Directions:
Your answer should hold each line of the material that contains the word "Chile".

Data shown:

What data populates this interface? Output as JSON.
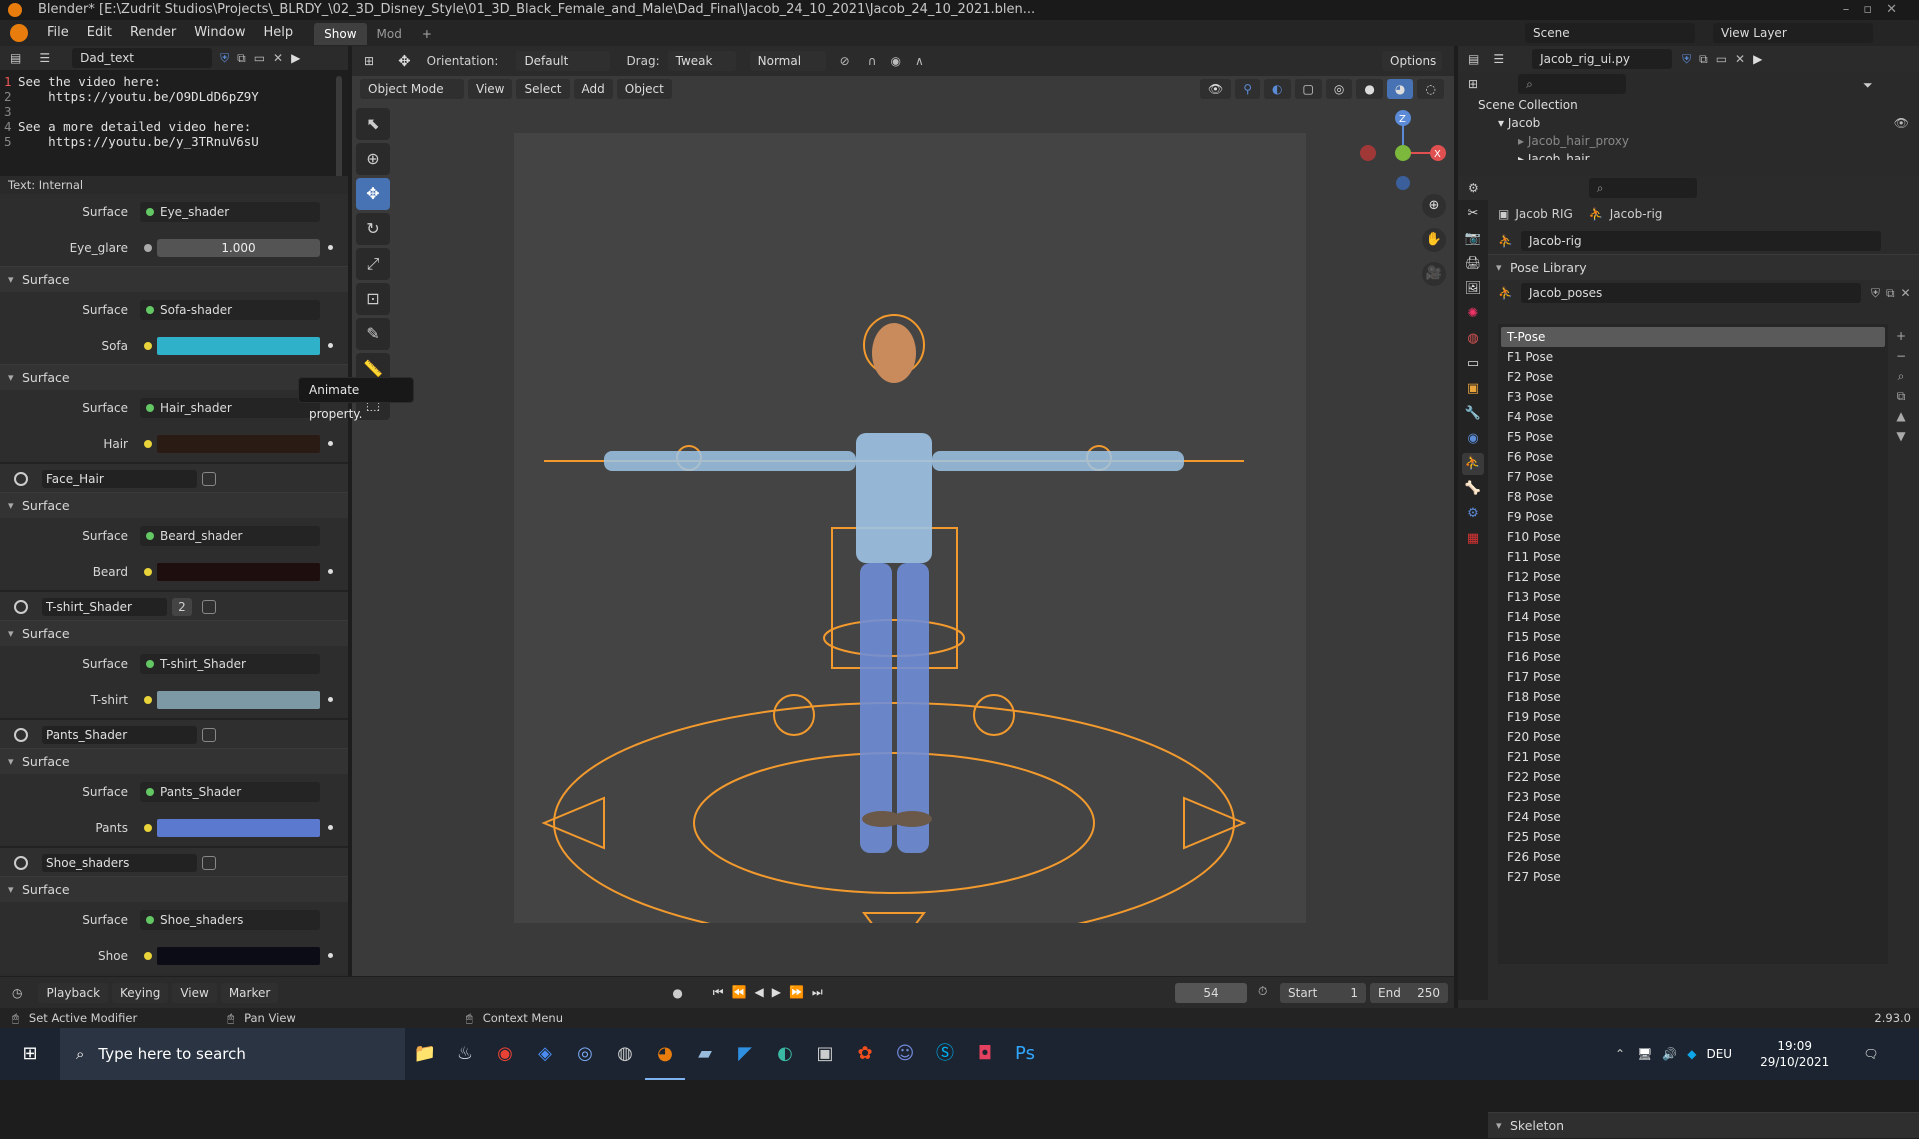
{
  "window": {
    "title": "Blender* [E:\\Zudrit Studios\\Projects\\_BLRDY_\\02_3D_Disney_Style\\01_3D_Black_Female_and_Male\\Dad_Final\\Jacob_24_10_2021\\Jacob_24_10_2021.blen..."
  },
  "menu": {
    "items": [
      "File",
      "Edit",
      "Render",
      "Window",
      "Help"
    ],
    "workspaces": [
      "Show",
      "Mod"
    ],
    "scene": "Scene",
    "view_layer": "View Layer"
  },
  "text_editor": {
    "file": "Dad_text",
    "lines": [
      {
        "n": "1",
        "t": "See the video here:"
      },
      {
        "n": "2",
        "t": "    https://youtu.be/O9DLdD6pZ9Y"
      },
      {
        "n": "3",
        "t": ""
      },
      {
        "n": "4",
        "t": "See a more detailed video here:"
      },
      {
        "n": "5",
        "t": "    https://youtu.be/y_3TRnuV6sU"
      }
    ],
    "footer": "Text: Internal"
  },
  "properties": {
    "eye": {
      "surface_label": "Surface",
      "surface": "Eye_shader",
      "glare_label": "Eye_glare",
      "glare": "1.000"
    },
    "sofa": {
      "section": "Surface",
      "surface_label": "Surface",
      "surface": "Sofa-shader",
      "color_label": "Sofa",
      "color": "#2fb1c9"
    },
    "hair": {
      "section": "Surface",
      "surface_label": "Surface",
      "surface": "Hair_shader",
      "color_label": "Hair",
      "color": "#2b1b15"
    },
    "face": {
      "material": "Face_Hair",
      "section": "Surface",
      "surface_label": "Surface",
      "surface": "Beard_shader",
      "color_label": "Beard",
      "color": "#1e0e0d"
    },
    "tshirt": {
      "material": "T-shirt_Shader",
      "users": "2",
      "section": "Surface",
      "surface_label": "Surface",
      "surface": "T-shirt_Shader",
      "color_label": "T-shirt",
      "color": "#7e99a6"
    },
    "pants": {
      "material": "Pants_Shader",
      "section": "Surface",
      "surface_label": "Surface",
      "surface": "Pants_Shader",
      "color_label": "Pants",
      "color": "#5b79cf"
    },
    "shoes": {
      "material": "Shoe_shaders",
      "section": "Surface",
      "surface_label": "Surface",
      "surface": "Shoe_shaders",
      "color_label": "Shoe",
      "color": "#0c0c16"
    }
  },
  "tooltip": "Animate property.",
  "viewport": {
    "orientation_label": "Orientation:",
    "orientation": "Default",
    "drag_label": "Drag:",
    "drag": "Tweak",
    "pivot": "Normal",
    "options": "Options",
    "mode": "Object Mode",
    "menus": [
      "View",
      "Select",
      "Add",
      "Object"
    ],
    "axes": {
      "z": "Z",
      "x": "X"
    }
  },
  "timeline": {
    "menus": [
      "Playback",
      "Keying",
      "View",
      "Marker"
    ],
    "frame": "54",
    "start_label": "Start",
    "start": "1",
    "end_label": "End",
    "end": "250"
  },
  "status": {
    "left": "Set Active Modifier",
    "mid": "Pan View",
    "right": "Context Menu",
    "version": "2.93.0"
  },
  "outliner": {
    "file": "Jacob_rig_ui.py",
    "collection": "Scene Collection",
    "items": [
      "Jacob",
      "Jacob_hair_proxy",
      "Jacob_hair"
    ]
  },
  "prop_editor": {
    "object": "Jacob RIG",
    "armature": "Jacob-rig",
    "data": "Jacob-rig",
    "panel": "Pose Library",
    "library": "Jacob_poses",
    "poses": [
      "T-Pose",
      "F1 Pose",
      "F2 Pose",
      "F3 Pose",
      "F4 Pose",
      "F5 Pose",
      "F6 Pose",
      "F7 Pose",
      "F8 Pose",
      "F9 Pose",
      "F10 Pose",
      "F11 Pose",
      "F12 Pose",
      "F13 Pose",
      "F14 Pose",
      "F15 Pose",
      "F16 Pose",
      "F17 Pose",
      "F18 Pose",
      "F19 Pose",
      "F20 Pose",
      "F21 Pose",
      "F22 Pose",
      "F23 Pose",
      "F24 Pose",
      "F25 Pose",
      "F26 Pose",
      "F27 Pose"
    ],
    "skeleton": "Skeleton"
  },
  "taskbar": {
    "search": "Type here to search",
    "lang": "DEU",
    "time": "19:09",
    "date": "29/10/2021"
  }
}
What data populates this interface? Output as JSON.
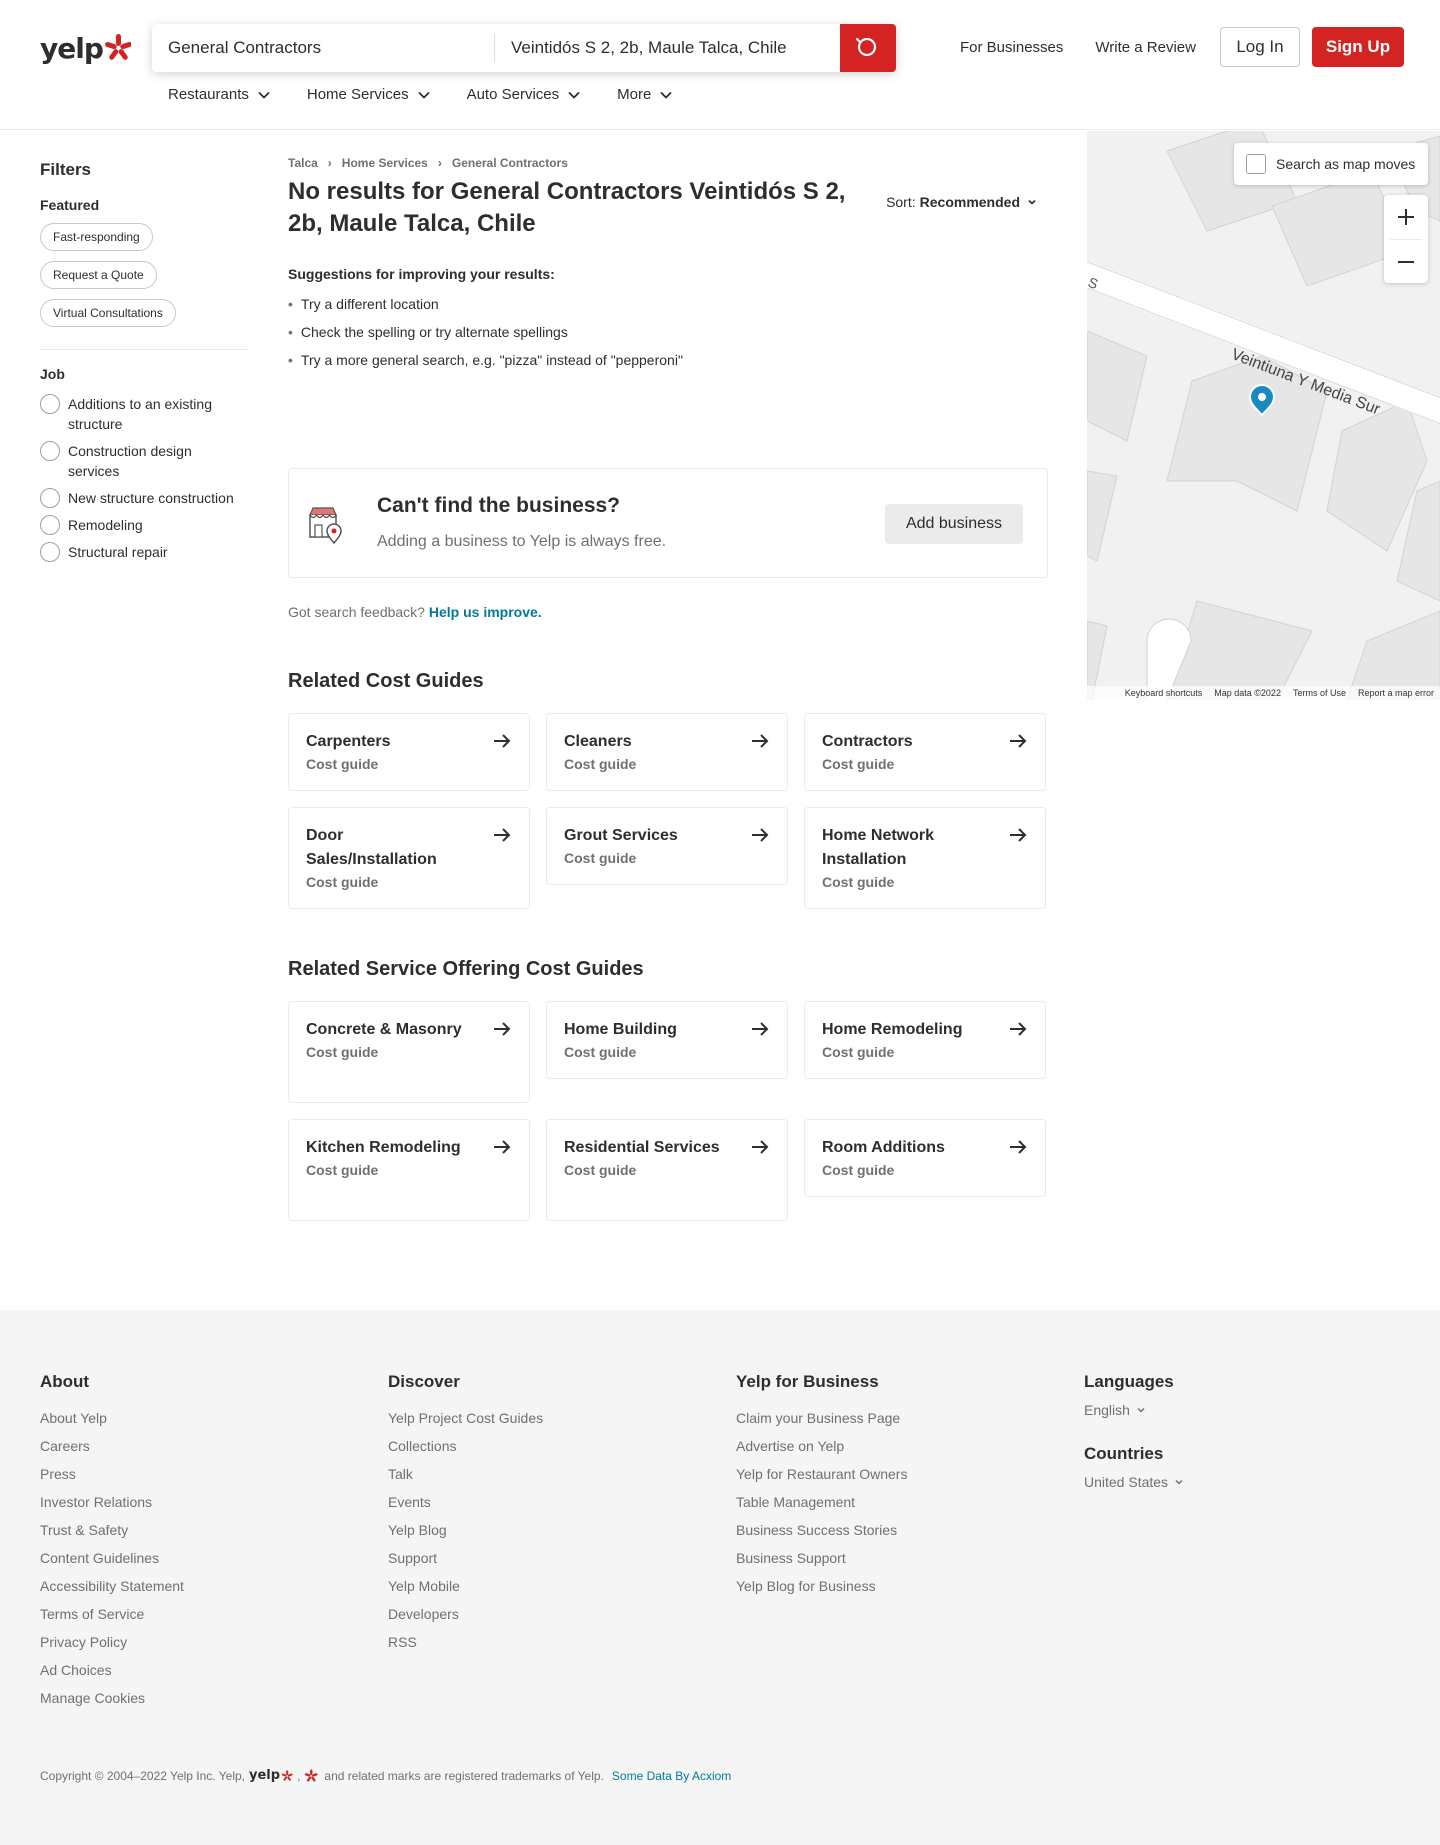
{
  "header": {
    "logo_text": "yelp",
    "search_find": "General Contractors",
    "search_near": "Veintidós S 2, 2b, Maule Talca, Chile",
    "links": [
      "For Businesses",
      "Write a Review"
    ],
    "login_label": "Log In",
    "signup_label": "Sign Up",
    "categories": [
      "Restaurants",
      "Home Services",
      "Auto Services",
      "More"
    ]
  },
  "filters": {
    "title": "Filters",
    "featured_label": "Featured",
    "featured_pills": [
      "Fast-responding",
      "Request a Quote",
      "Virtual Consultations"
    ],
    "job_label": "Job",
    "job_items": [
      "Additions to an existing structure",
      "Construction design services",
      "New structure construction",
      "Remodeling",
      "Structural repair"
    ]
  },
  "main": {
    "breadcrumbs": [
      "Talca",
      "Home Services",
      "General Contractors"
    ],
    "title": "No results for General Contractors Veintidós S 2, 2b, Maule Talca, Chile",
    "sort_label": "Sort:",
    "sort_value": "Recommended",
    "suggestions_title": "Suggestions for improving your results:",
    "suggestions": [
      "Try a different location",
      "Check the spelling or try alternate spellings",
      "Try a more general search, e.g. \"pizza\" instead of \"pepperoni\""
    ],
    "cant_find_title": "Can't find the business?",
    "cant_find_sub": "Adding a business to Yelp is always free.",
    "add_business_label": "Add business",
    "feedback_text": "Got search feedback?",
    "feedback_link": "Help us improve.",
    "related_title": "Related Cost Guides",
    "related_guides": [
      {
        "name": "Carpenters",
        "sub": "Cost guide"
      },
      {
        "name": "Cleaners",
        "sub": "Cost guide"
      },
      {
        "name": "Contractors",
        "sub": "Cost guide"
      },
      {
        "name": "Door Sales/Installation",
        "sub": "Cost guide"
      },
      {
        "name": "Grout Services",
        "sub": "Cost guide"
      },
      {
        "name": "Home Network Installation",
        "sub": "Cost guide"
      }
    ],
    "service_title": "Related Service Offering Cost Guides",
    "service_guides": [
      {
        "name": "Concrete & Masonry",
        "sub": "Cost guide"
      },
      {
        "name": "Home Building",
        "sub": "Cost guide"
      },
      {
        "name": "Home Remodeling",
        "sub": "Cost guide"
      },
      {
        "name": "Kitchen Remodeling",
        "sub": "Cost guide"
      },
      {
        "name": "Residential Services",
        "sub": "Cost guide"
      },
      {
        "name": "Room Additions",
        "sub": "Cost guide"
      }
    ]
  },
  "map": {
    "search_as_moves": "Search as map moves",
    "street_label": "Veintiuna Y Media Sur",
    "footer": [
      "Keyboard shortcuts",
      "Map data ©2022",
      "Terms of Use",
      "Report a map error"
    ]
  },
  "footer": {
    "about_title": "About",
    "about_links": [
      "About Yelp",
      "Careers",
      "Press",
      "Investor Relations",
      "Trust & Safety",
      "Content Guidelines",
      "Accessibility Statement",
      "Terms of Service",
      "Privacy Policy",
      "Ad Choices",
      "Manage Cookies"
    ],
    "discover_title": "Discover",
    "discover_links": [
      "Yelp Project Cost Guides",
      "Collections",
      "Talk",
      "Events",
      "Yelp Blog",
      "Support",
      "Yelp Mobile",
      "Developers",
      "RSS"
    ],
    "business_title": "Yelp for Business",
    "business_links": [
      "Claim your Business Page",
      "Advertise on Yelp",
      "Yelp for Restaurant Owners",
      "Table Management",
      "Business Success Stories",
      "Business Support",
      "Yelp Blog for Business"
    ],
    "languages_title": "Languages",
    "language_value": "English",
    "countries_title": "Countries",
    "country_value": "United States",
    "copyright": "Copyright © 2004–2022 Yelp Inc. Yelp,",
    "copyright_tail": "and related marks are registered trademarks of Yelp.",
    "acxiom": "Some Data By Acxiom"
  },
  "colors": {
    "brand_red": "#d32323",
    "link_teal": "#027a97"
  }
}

Written solution:
    "search_near": "Veintidós S 2, 2b, Maule Talca, Chile",
    "title": "No results for General Contractors Veintidós S 2, 2b, Maule Talca, Chile",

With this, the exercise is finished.